89. In Peter Cherry and other v Trevor Trim and another  , the court awarded $2,000.00 in general damages to one of the claimants who suffered point tendemess to lumber spine and left lower abdominal tendemess. X-Ray and urinalysis were normal/negative. The court also awarded another claimant in this case, who was three years old at the time of the accident, the sum of $2,500.00 in general damages. This claimant had a laceration to the right side of the head and some swelling to the right leg. There was an episode of vomiting and X-ray showed no fractures, but he was admitted to the hospital for 3 days for observation.
90. In the circumstance of this case where Alissa Richards complains of having sustained a painful scratch on her leg. I also recognize that being in an accident of such a nature would be a very traumatic experience for a minor and ought to be included in the consideration of pain and suffering. Thus, award general damages in the sum of $1000.00 in general damages.
91. As it relates to David Richard, I have noted that there is no evidence of physical injury arising as a result of the accident. There is no evidence which supports that adverse grades arose as a result of the accident. There is no evidence that the continued headaches complained of arose as a result of the accident. However, as with Alissa Richards, I do recognize that being in an accident of such a nature would be very traumatic for a minor and I award the sum of $800.00.

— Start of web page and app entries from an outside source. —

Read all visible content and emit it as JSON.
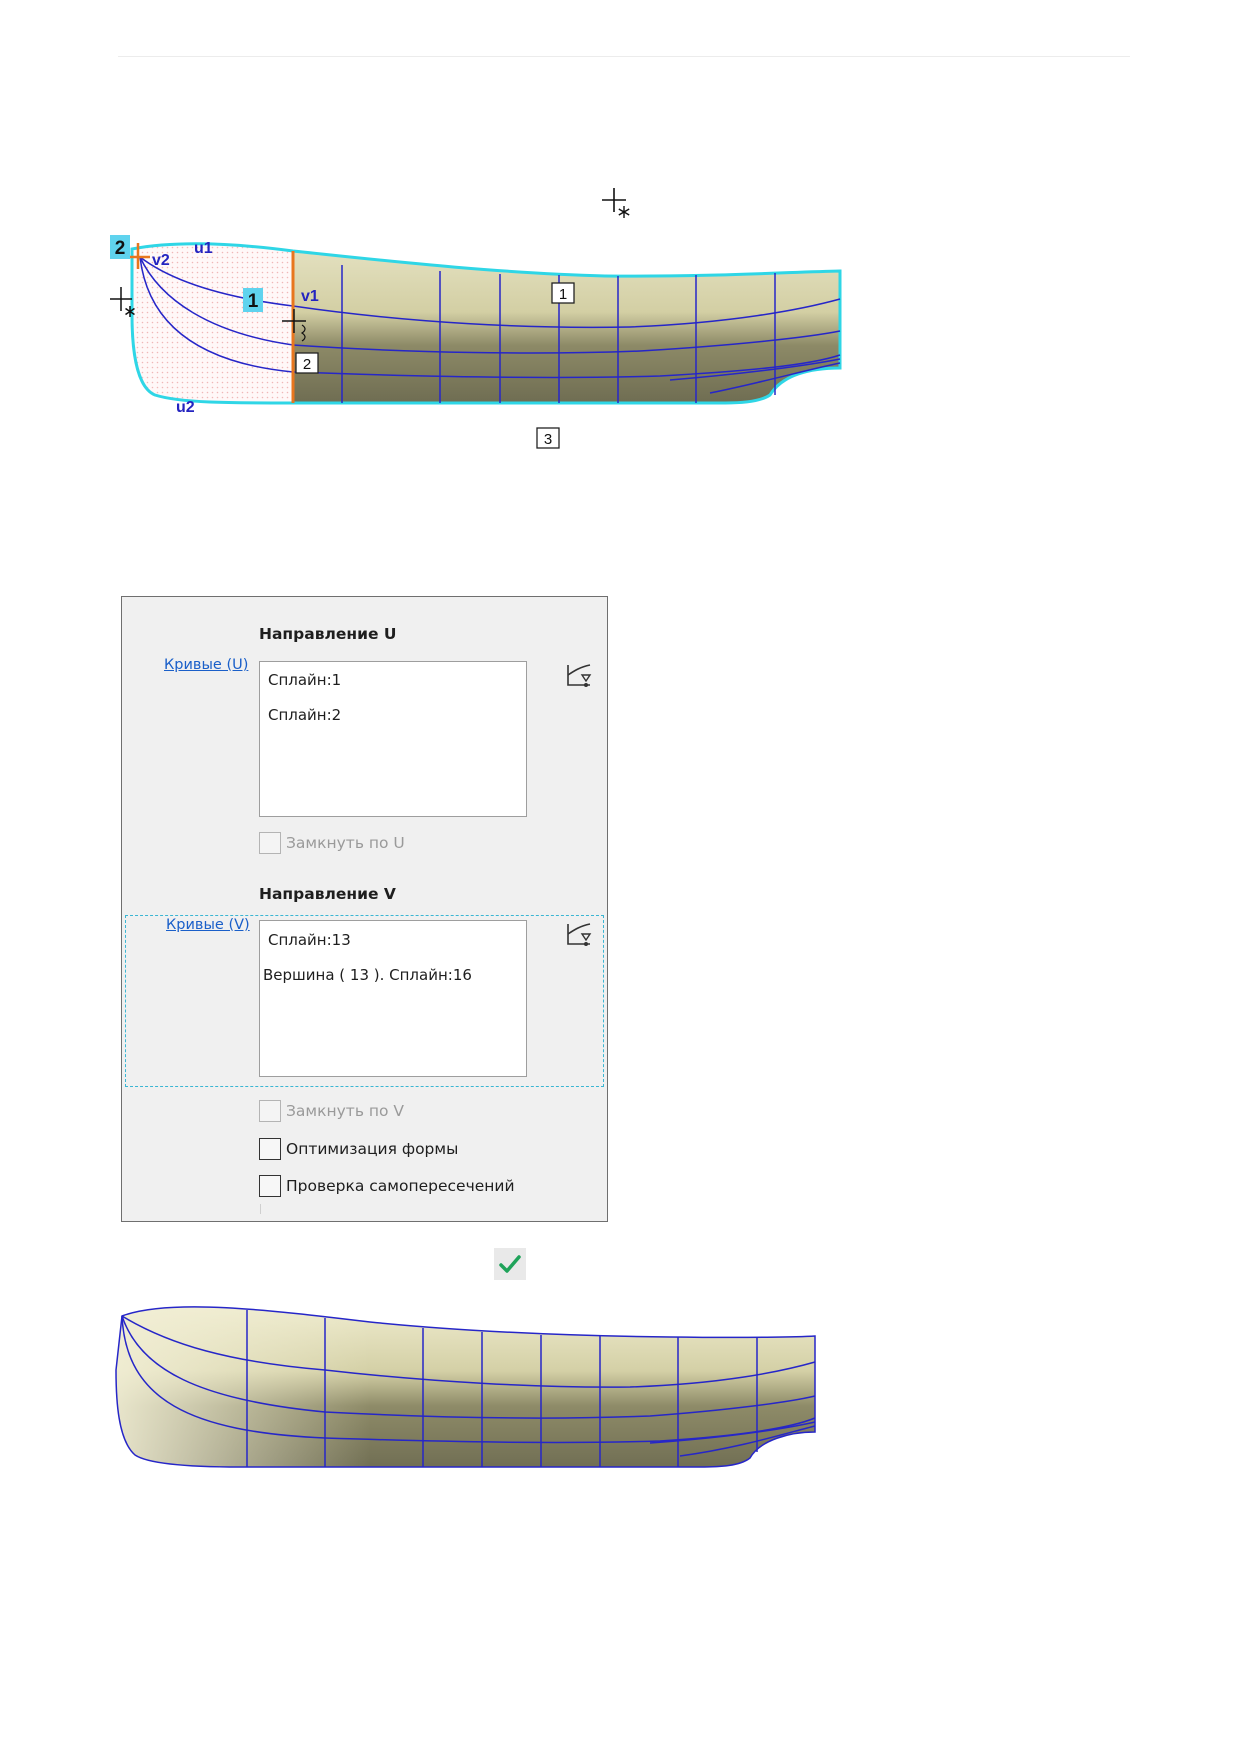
{
  "figure1": {
    "labels": {
      "badge_1": "1",
      "badge_2": "2",
      "u1": "u1",
      "u2": "u2",
      "v1": "v1",
      "v2": "v2",
      "box_1": "1",
      "box_2": "2",
      "box_3": "3"
    }
  },
  "panel": {
    "u_section": {
      "title": "Направление U",
      "link": "Кривые (U)",
      "items": [
        "Сплайн:1",
        "Сплайн:2"
      ],
      "close_label": "Замкнуть по U"
    },
    "v_section": {
      "title": "Направление V",
      "link": "Кривые (V)",
      "items": [
        "Сплайн:13",
        "Вершина ( 13 ). Сплайн:16"
      ],
      "close_label": "Замкнуть по V"
    },
    "options": {
      "shape_optimization": "Оптимизация формы",
      "self_intersection_check": "Проверка самопересечений"
    }
  },
  "colors": {
    "cyan_outline": "#2fd6e6",
    "grid_blue": "#2626c8",
    "orange_curve": "#e8761e",
    "label_blue": "#2424c0",
    "badge_fill": "#5fd3ee",
    "check_green": "#1fa35a"
  },
  "icons": {
    "cursor": "crosshair-asterisk-icon",
    "pick": "select-curve-icon",
    "ok": "checkmark-icon"
  }
}
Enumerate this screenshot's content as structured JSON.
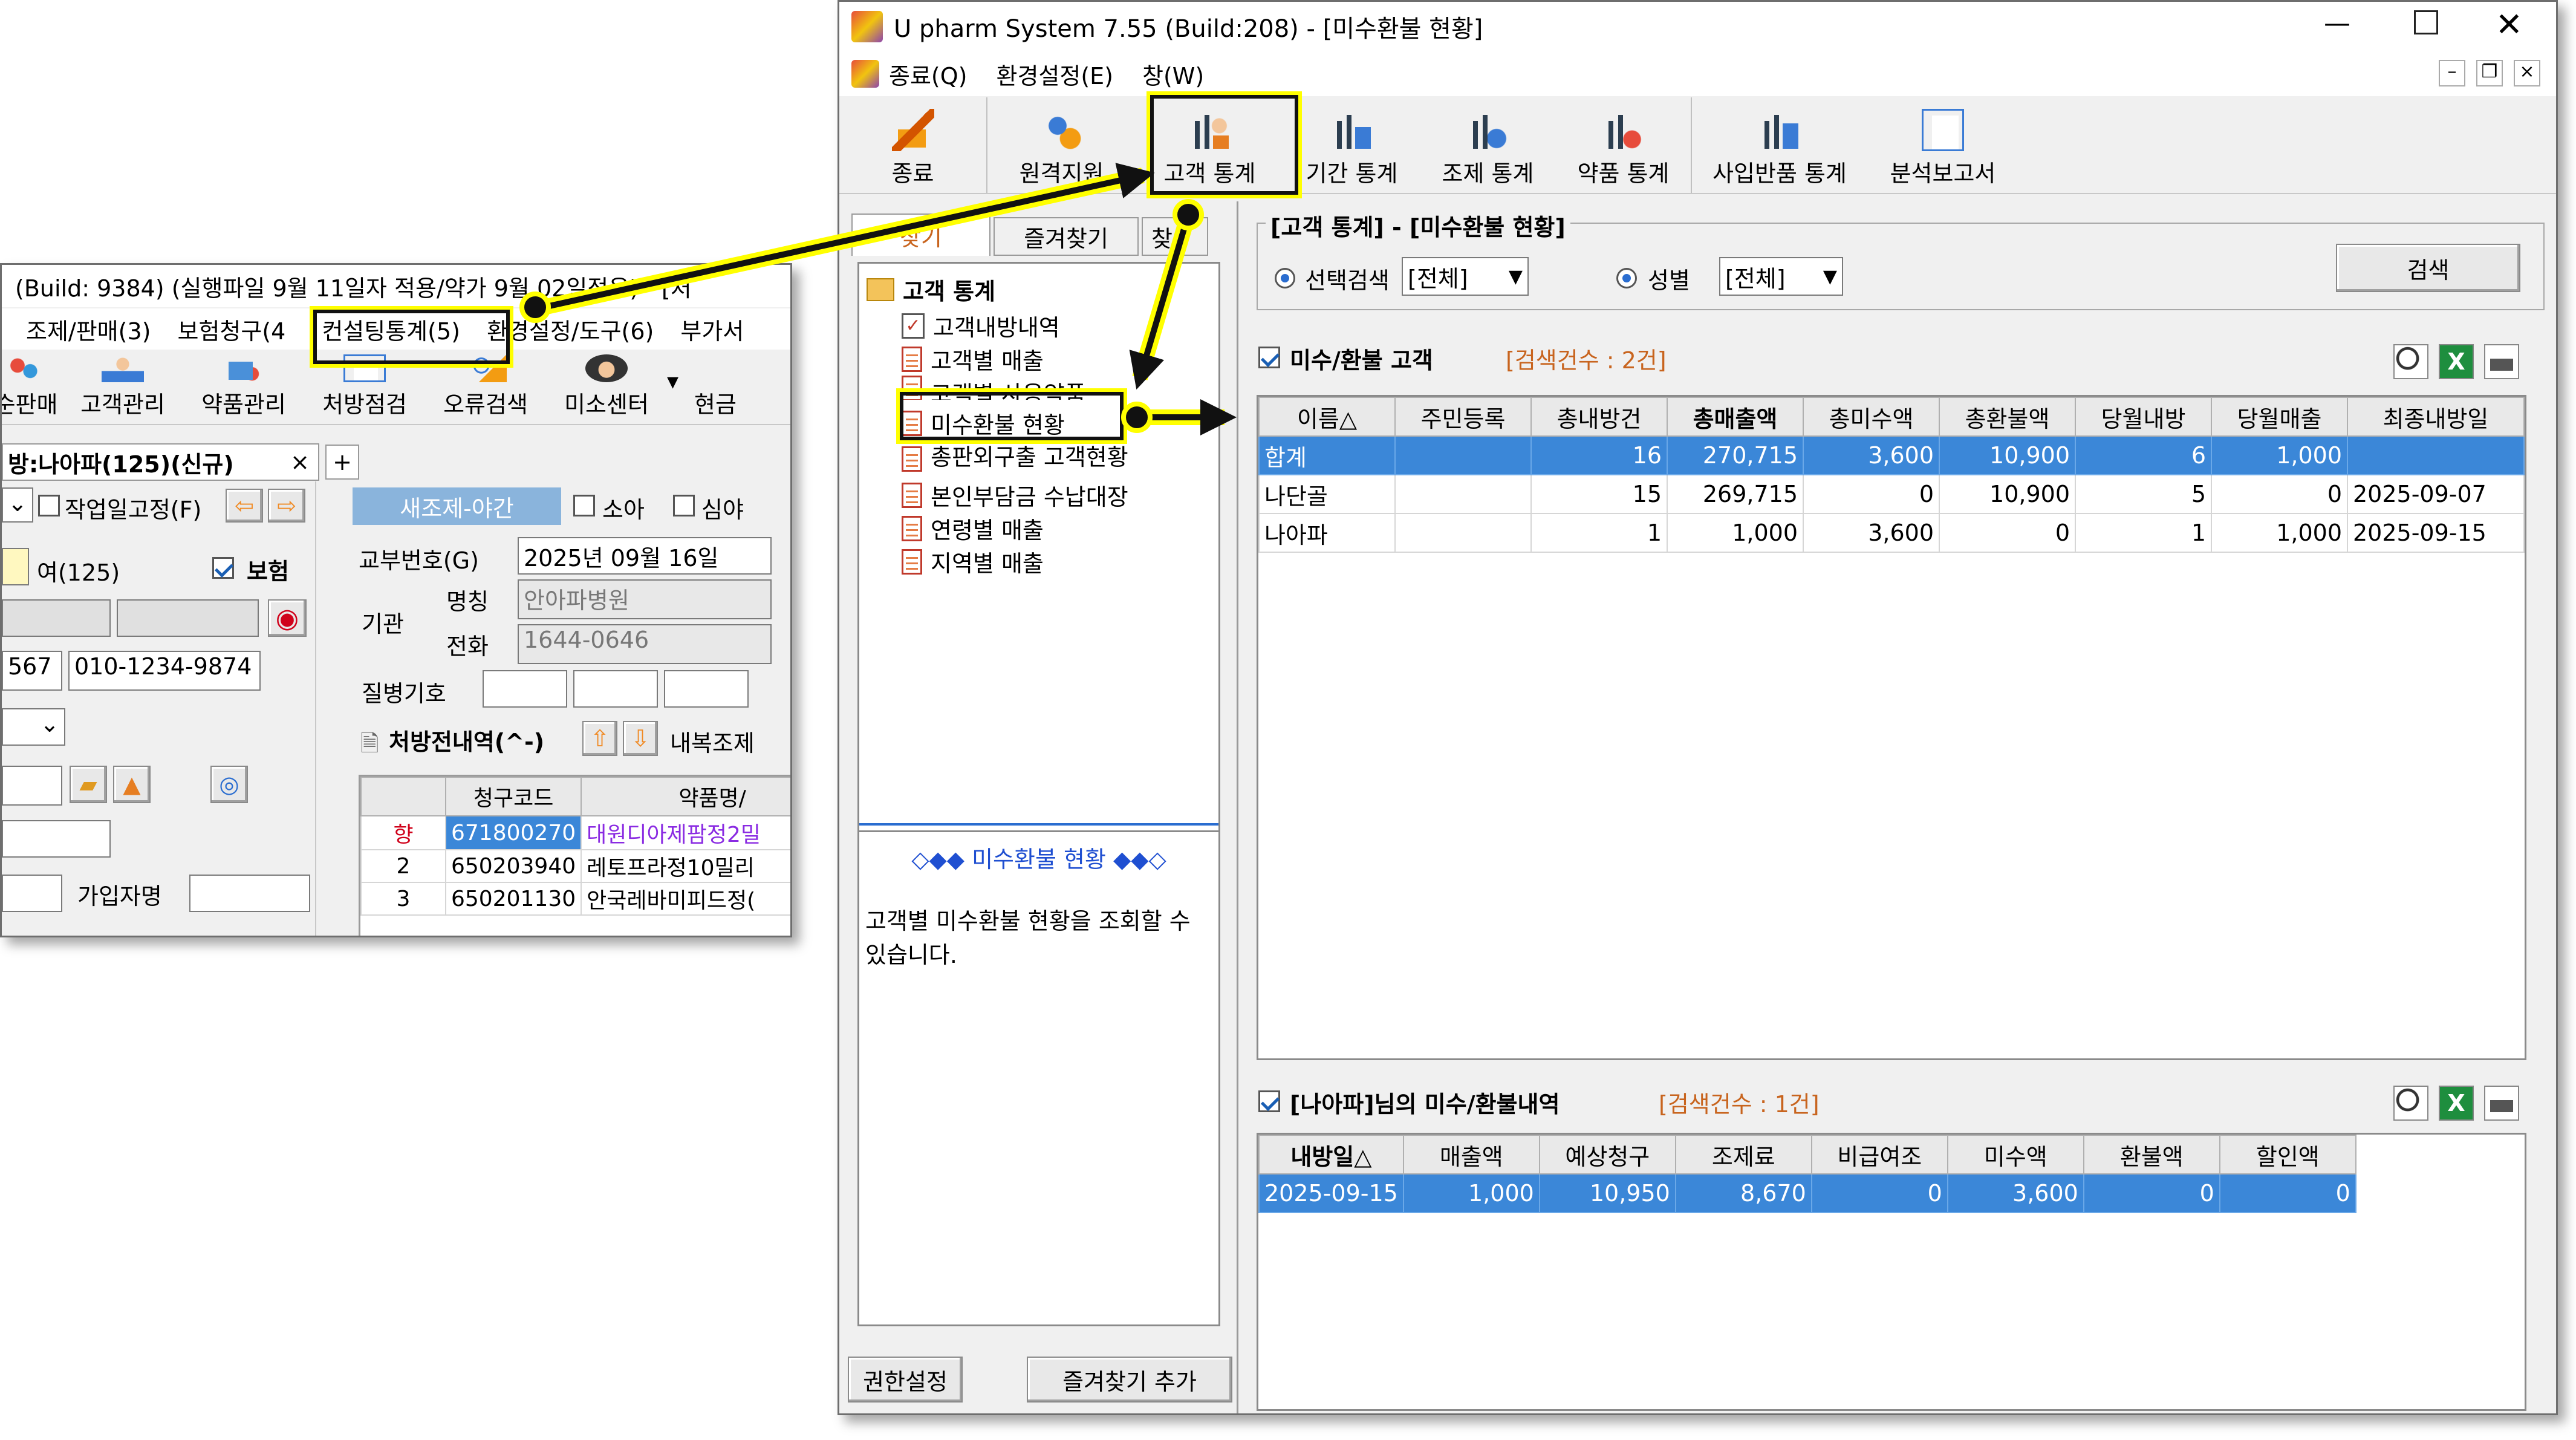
{
  "left_window": {
    "title": "(Build: 9384) (실행파일 9월 11일자 적용/약가 9월 02일적용) - [처",
    "menu": [
      "조제/판매(3)",
      "보험청구(4",
      "컨설팅통계(5)",
      "환경설정/도구(6)",
      "부가서"
    ],
    "toolbar": [
      "순판매",
      "고객관리",
      "약품관리",
      "처방점검",
      "오류검색",
      "미소센터",
      "현금"
    ],
    "tab": "방:나아파(125)(신규)",
    "tab_close": "×",
    "tab_add": "+",
    "fix_label": "작업일고정(F)",
    "mode_badge": "새조제-야간",
    "child_label": "소아",
    "night_label": "심야",
    "patient_sex": "여(125)",
    "insurance_label": "보험",
    "phone_prefix": "567",
    "phone": "010-1234-9874",
    "subscriber_label": "가입자명",
    "issue_no_label": "교부번호(G)",
    "issue_date": "2025년 09월 16일",
    "inst_label": "기관",
    "inst_name_label": "명칭",
    "inst_name": "안아파병원",
    "inst_phone_label": "전화",
    "inst_phone": "1644-0646",
    "disease_label": "질병기호",
    "rx_title": "처방전내역(^-)",
    "internal_label": "내복조제",
    "rx_headers": [
      "청구코드",
      "약품명/"
    ],
    "rx_rows": [
      [
        "향",
        "671800270",
        "대원디아제팜정2밀"
      ],
      [
        "2",
        "650203940",
        "레토프라정10밀리"
      ],
      [
        "3",
        "650201130",
        "안국레바미피드정("
      ]
    ]
  },
  "right_window": {
    "title": "U pharm System 7.55 (Build:208) - [미수환불 현황]",
    "menu": [
      "종료(Q)",
      "환경설정(E)",
      "창(W)"
    ],
    "toolbar": [
      "종료",
      "원격지원",
      "고객 통계",
      "기간 통계",
      "조제 통계",
      "약품 통계",
      "사입반품 통계",
      "분석보고서"
    ],
    "left_tabs": [
      "찾기",
      "즐겨찾기",
      "찾"
    ],
    "tree_root": "고객 통계",
    "tree_items": [
      "고객내방내역",
      "고객별 매출",
      "고객별 사용약품",
      "미수환불 현황",
      "총판외구출 고객현황",
      "본인부담금 수납대장",
      "연령별 매출",
      "지역별 매출"
    ],
    "desc_title": "◇◆◆ 미수환불 현황 ◆◆◇",
    "desc_text": "고객별 미수환불 현황을 조회할 수 있습니다.",
    "perm_button": "권한설정",
    "fav_add_button": "즐겨찾기 추가",
    "section_title": "[고객 통계] - [미수환불 현황]",
    "filter1_label": "선택검색",
    "filter1_value": "[전체]",
    "filter2_label": "성별",
    "filter2_value": "[전체]",
    "search_button": "검색",
    "grid1_title": "미수/환불 고객",
    "grid1_count": "[검색건수 : 2건]",
    "grid1_headers": [
      "이름△",
      "주민등록",
      "총내방건",
      "총매출액",
      "총미수액",
      "총환불액",
      "당월내방",
      "당월매출",
      "최종내방일"
    ],
    "grid1_rows": [
      [
        "합계",
        "",
        "16",
        "270,715",
        "3,600",
        "10,900",
        "6",
        "1,000",
        ""
      ],
      [
        "나단골",
        "",
        "15",
        "269,715",
        "0",
        "10,900",
        "5",
        "0",
        "2025-09-07"
      ],
      [
        "나아파",
        "",
        "1",
        "1,000",
        "3,600",
        "0",
        "1",
        "1,000",
        "2025-09-15"
      ]
    ],
    "grid2_title": "[나아파]님의 미수/환불내역",
    "grid2_count": "[검색건수 : 1건]",
    "grid2_headers": [
      "내방일△",
      "매출액",
      "예상청구",
      "조제료",
      "비급여조",
      "미수액",
      "환불액",
      "할인액"
    ],
    "grid2_rows": [
      [
        "2025-09-15",
        "1,000",
        "10,950",
        "8,670",
        "0",
        "3,600",
        "0",
        "0"
      ]
    ]
  }
}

92. The following awards are made:
1. First claimant, Lisa Francis:
1. General damages in the sum of$18,000 ($85,000 less the sum of $67,000 received from the second defendant) interest at a rate of 5% from the date of service of claim.
2. Future Surgery $45,000.00
3. Future Physiotherapy and orthopaedic evaluation consultations $ 11,600.00.
2. Second claimant, Alissa Richards.
1. General damages in the sum of $1000.00 interest ata rate of 5% from the date of service of claim
3. Third Claimant, David Richards:
4. General damages in the sum of $ 800.00 interest at a rate of 5% from the date of service of the claim. Interest on special damages at the rate of 3% from the date of the accident until judgment.
5. Special damages for first, second and third claimants:
1. Medical expenses for the first, second and third claimant $6,167.70.
6. Special damages for the first named claimant:
1. Replacement value of Vehicle $20,500.00
2. Police report and wreckage fees $ 380.00.
3. Loss of use $13,500.00
4. Valuation report $ 400.00
Interest on special damages at the rate of 3% from the date of the accident until judgment.
7. Prescribed costs in accordance with CPR 65.5.
Woods v Duncan [19461 AC 401.